Inspired by Ukraine, perhaps, Georgian parliamentarians suggest calling persona non grata Moscow Mayor Yuri Luzhkov. According to Kommersant, the reason is again the heated rhetoric of mayor, who urged to recognize the independence of Abkhazia and South Ossetia.
The cause of agitation in Georgia’s parliament is Luzhkov’s interview that he gave in St. Petersburg June 7. The mayor urged to recognize independence of Abkhazia and South Ossetia, reasoning that it was something inevitable and specifying that the nations of Abkhazia and South Ossentia weren`t related to Georgia’s nation.
Luzhkov focused on Georgia in a month after his notorious speech delivered in Sevastopol, Ukraine, during the celebration of the RF Black Sea Fleet anniversary. He said Ukrainian ownership of Sevastopol wasn’t spelled out in any binding agreement, and Kyiv immediately responded by banning the mayor from visiting Ukraine.
Once a part of Georgian Soviet Republic, Abkhazia claimed independence immediately after collapse of the USSR. Georgia brought troops in August 1992 but only to face the armed opposition. The military conflict ended August 30, 1993, stripping Georgia of its control over Abkhazia, which has been seeking the independence recognition ever since.
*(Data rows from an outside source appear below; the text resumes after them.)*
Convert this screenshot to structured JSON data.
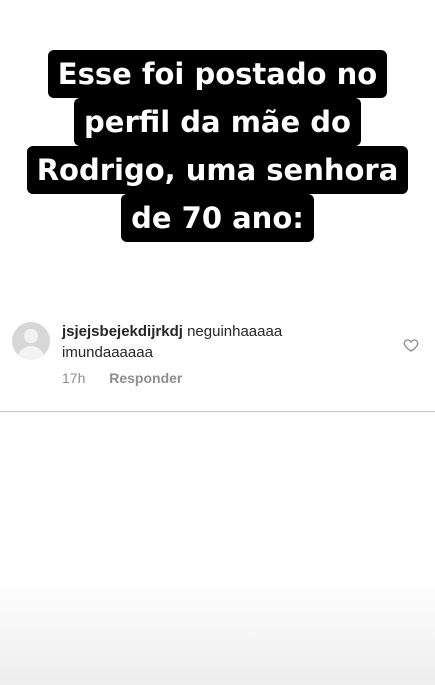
{
  "caption": {
    "lines": [
      "Esse foi postado no",
      "perfil da mãe do",
      "Rodrigo, uma senhora",
      "de 70 ano:"
    ]
  },
  "comment": {
    "username": "jsjejsbejekdijrkdj",
    "text": "neguinhaaaaa imundaaaaaa",
    "time": "17h",
    "reply_label": "Responder",
    "like_icon": "heart-icon",
    "avatar_icon": "default-avatar-icon"
  },
  "colors": {
    "caption_bg": "#000000",
    "caption_text": "#ffffff",
    "meta_text": "#8e8e8e",
    "comment_text": "#262626"
  }
}
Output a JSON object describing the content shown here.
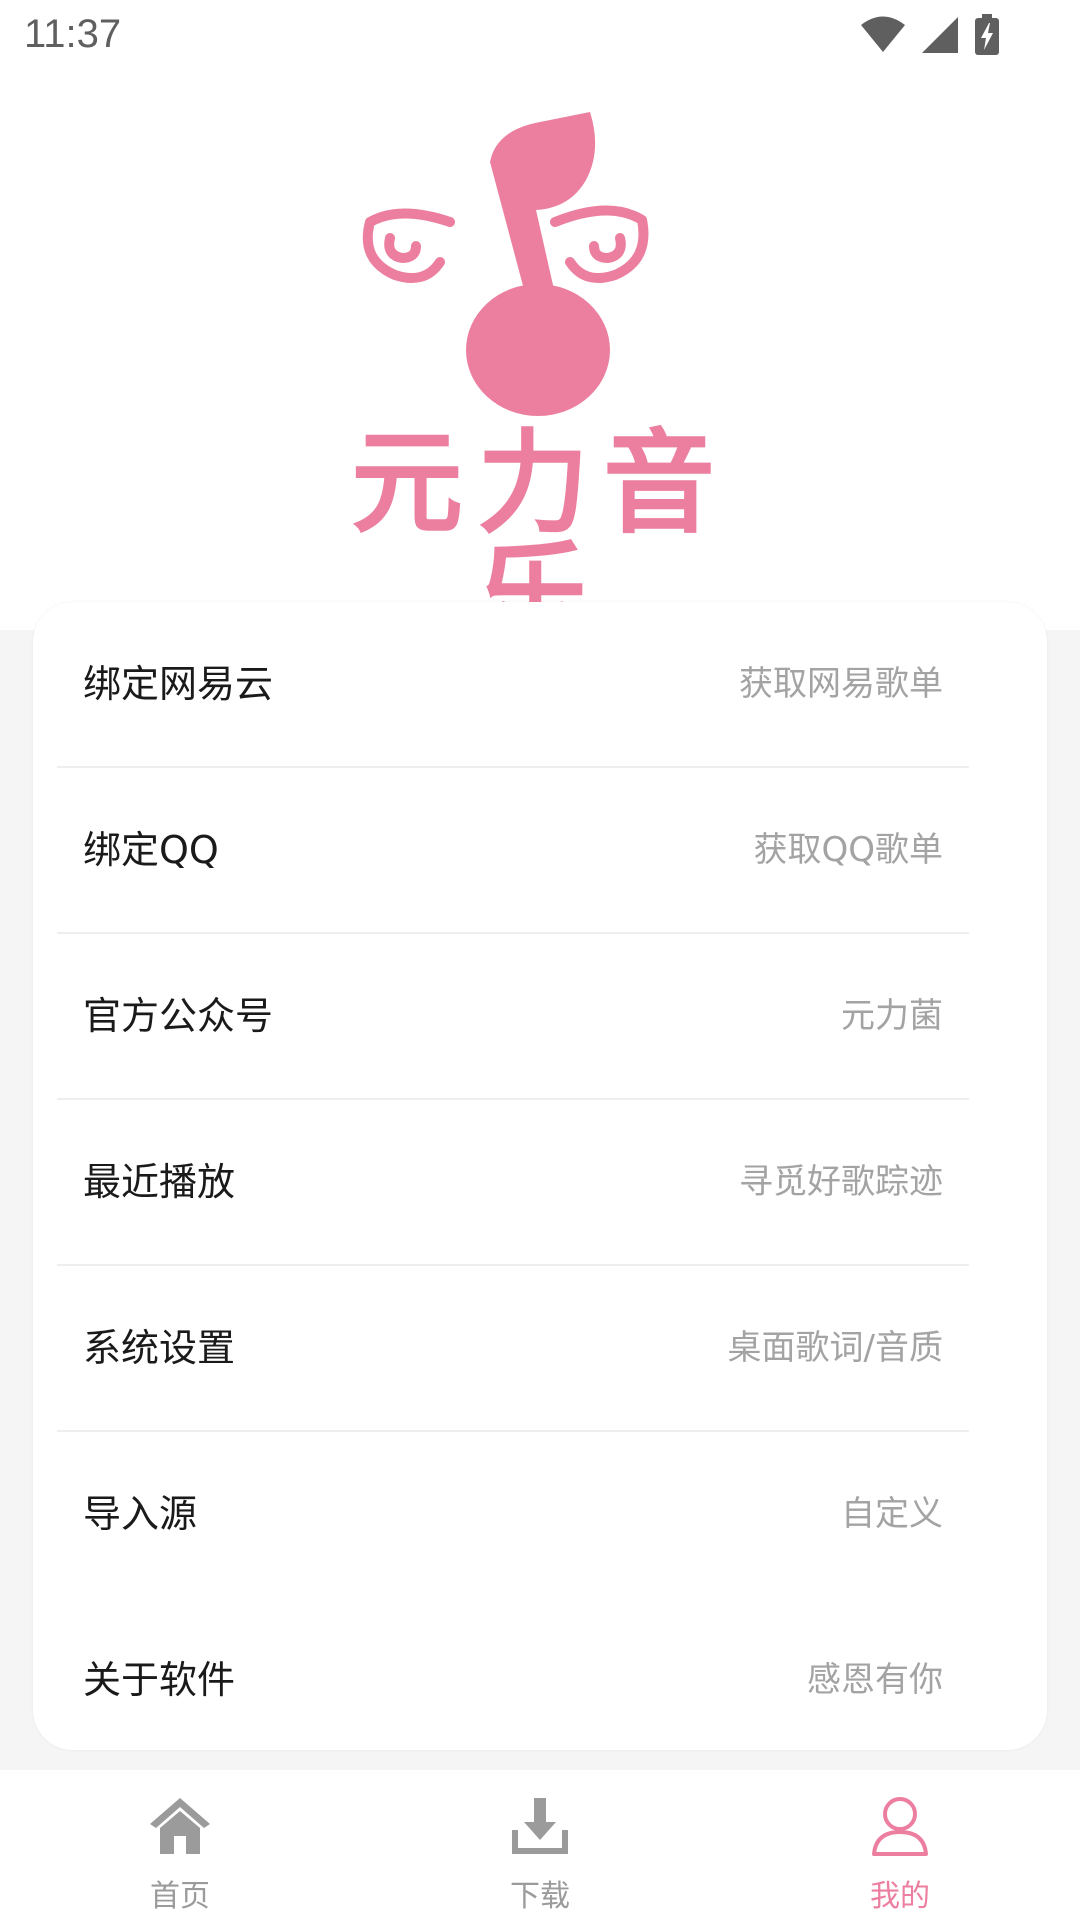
{
  "status_bar": {
    "time": "11:37",
    "icons": [
      "wifi-icon",
      "signal-icon",
      "battery-charging-icon"
    ]
  },
  "logo": {
    "wordmark": "元力音乐",
    "icon": "winged-music-note-icon",
    "color": "#ec7f9f"
  },
  "menu": {
    "items": [
      {
        "label": "绑定网易云",
        "value": "获取网易歌单"
      },
      {
        "label": "绑定QQ",
        "value": "获取QQ歌单"
      },
      {
        "label": "官方公众号",
        "value": "元力菌"
      },
      {
        "label": "最近播放",
        "value": "寻觅好歌踪迹"
      },
      {
        "label": "系统设置",
        "value": "桌面歌词/音质"
      },
      {
        "label": "导入源",
        "value": "自定义"
      },
      {
        "label": "关于软件",
        "value": "感恩有你"
      }
    ]
  },
  "bottom_nav": {
    "accent_color": "#ec7f9f",
    "inactive_color": "#9b9b9b",
    "active_tab": "我的",
    "tabs": [
      {
        "label": "首页",
        "icon": "home-icon"
      },
      {
        "label": "下载",
        "icon": "download-icon"
      },
      {
        "label": "我的",
        "icon": "user-icon"
      }
    ]
  }
}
No state has recognized Abkhazia so far, while Georgia regards it an integral part of the territory and is ready to grant broad autonomy. Russia’s peacekeepers secure the peace in the conflict area, and negotiations for peaceful settlement of the conflict were suspended in 2006.
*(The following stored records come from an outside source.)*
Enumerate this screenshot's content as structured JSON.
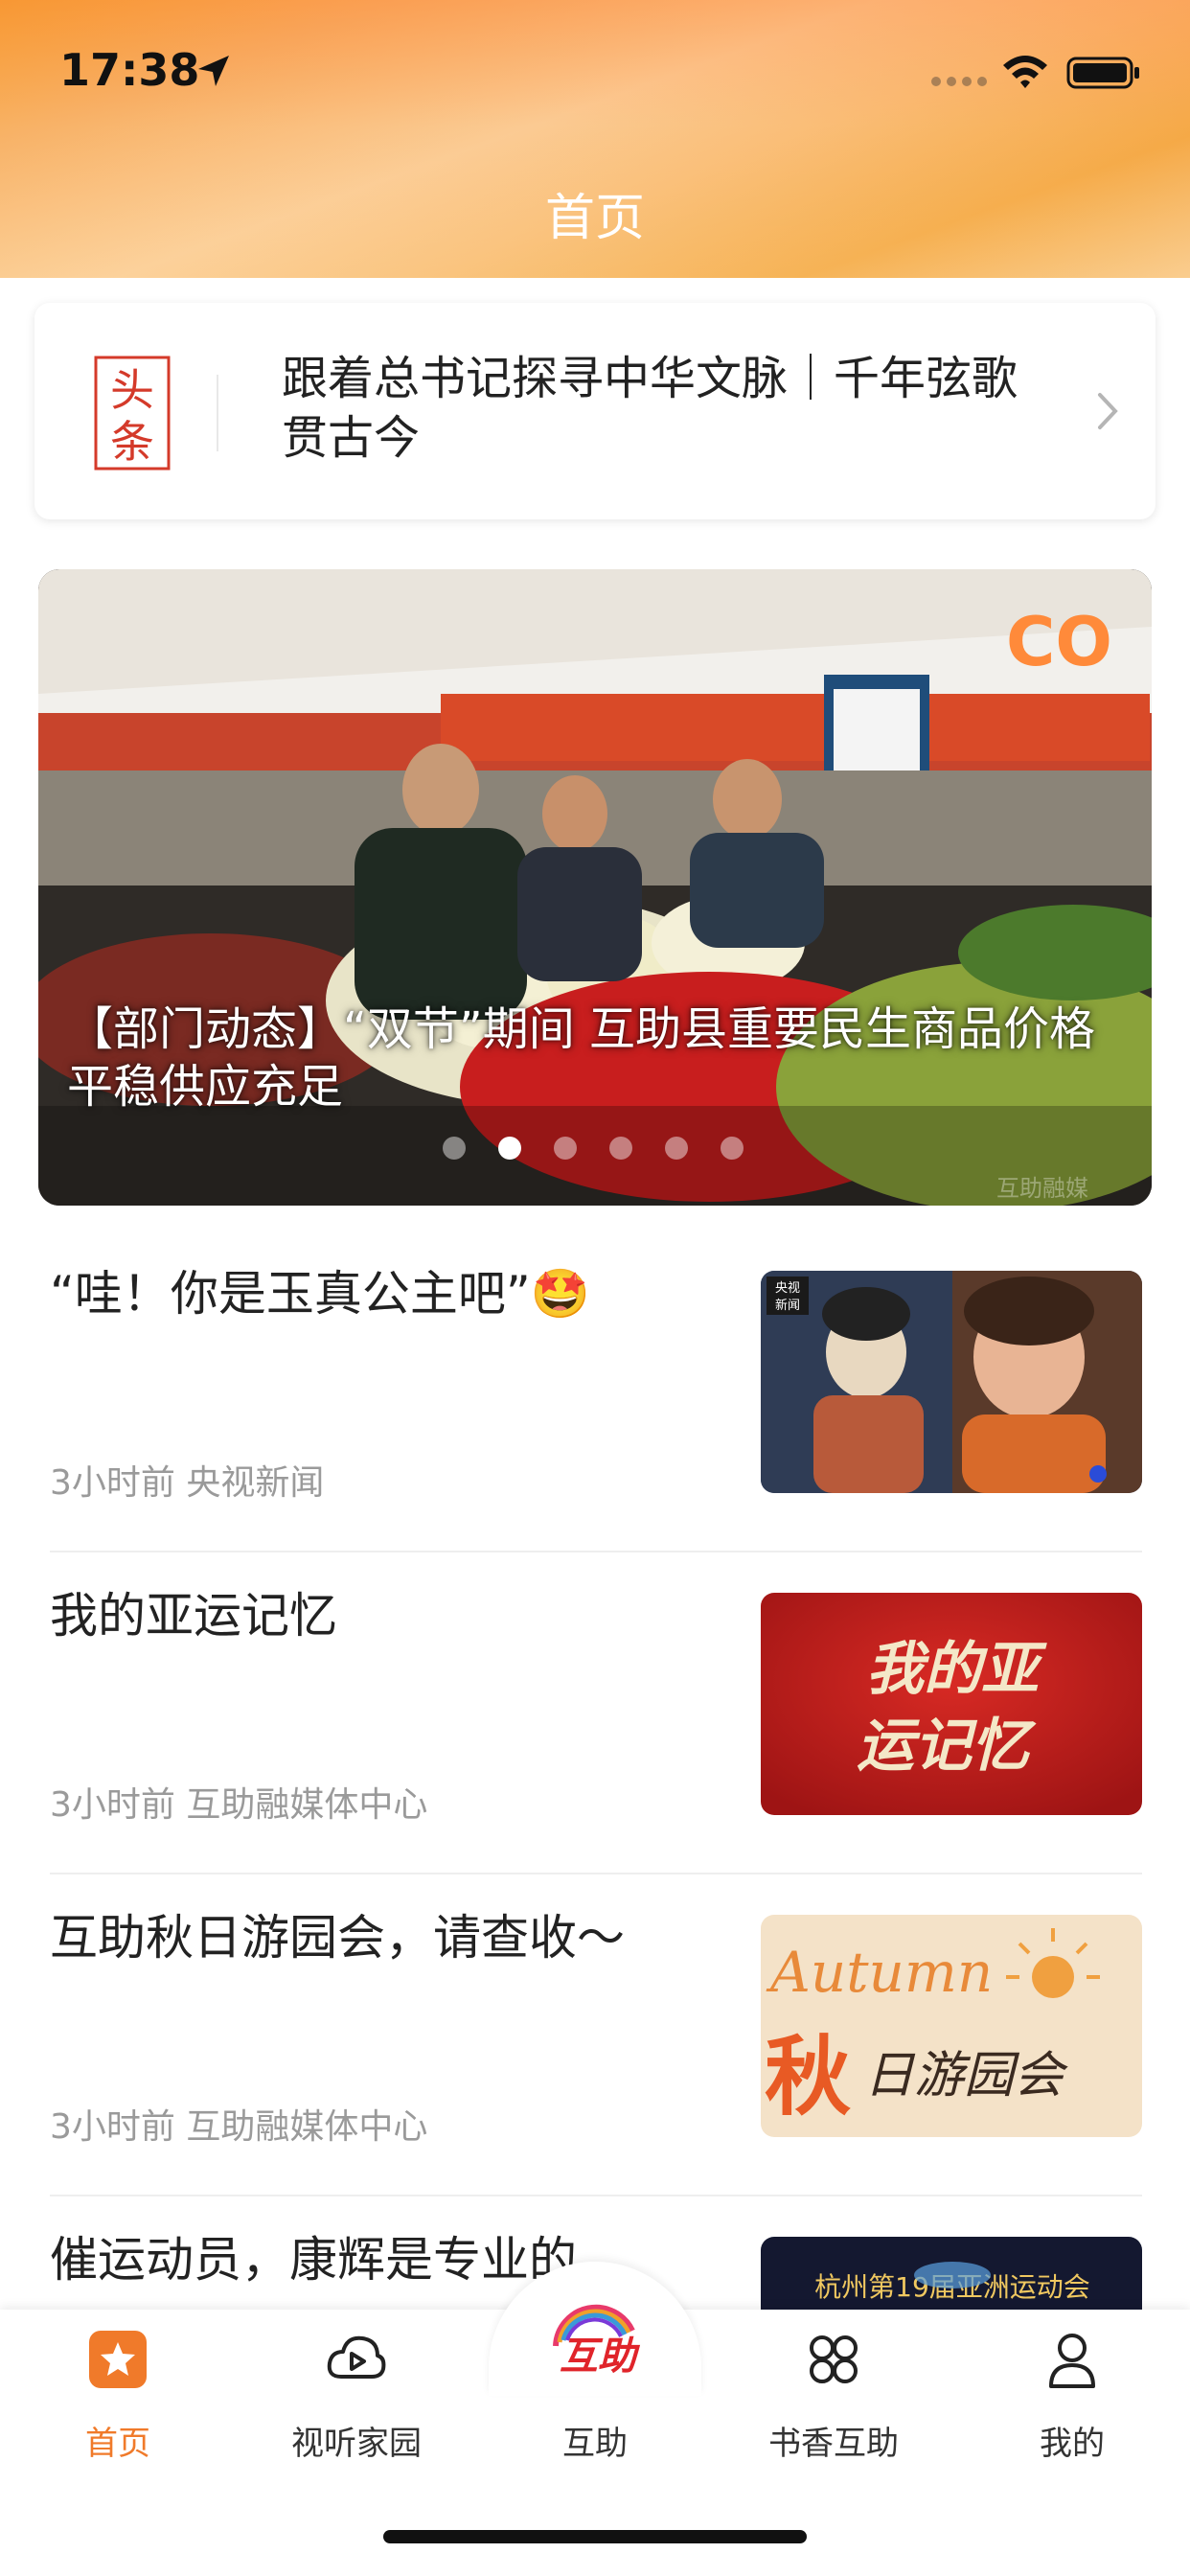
{
  "status_bar": {
    "time": "17:38"
  },
  "header": {
    "title": "首页"
  },
  "headline": {
    "logo_text": [
      "头",
      "条"
    ],
    "text": "跟着总书记探寻中华文脉｜千年弦歌贯古今"
  },
  "banner": {
    "caption": "【部门动态】“双节”期间 互助县重要民生商品价格平稳供应充足",
    "dot_count": 6,
    "active_index": 1,
    "watermark": "互助融媒"
  },
  "news": [
    {
      "title": "“哇！你是玉真公主吧”🤩",
      "meta": "3小时前 央视新闻",
      "thumb_badge": "央视\n新闻"
    },
    {
      "title": "我的亚运记忆",
      "meta": "3小时前 互助融媒体中心",
      "thumb_text": [
        "我的亚",
        "运记忆"
      ]
    },
    {
      "title": "互助秋日游园会，请查收～",
      "meta": "3小时前 互助融媒体中心",
      "thumb_text": [
        "Autumn",
        "秋",
        "日游园会"
      ]
    },
    {
      "title": "催运动员，康辉是专业的",
      "meta": "",
      "thumb_text": [
        "杭州第19届亚洲运动会"
      ]
    }
  ],
  "tabbar": {
    "tabs": [
      {
        "label": "首页",
        "icon": "star-icon",
        "active": true
      },
      {
        "label": "视听家园",
        "icon": "play-cloud-icon",
        "active": false
      },
      {
        "label": "互助",
        "icon": "huzhu-logo",
        "active": false
      },
      {
        "label": "书香互助",
        "icon": "grid-icon",
        "active": false
      },
      {
        "label": "我的",
        "icon": "user-icon",
        "active": false
      }
    ],
    "center_logo_text": "互助"
  },
  "colors": {
    "accent": "#f07a2a",
    "header_start": "#f5a93a",
    "header_end": "#f9c98a"
  }
}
South Ossetia was Georgia’s autonomy in the USSR. But Georgia’s first president Zviad Gamsakhurdia cancelled this status in 1991, stirring up a military conflict with South Ossetia. The war continued till 1992 and Georgia lost control as a result of it. South Ossetia has been seeking independence ever since. A mixed contingent of Russia’s, Georgian and North Ossetia’s peacekeepers secure peace in the territory.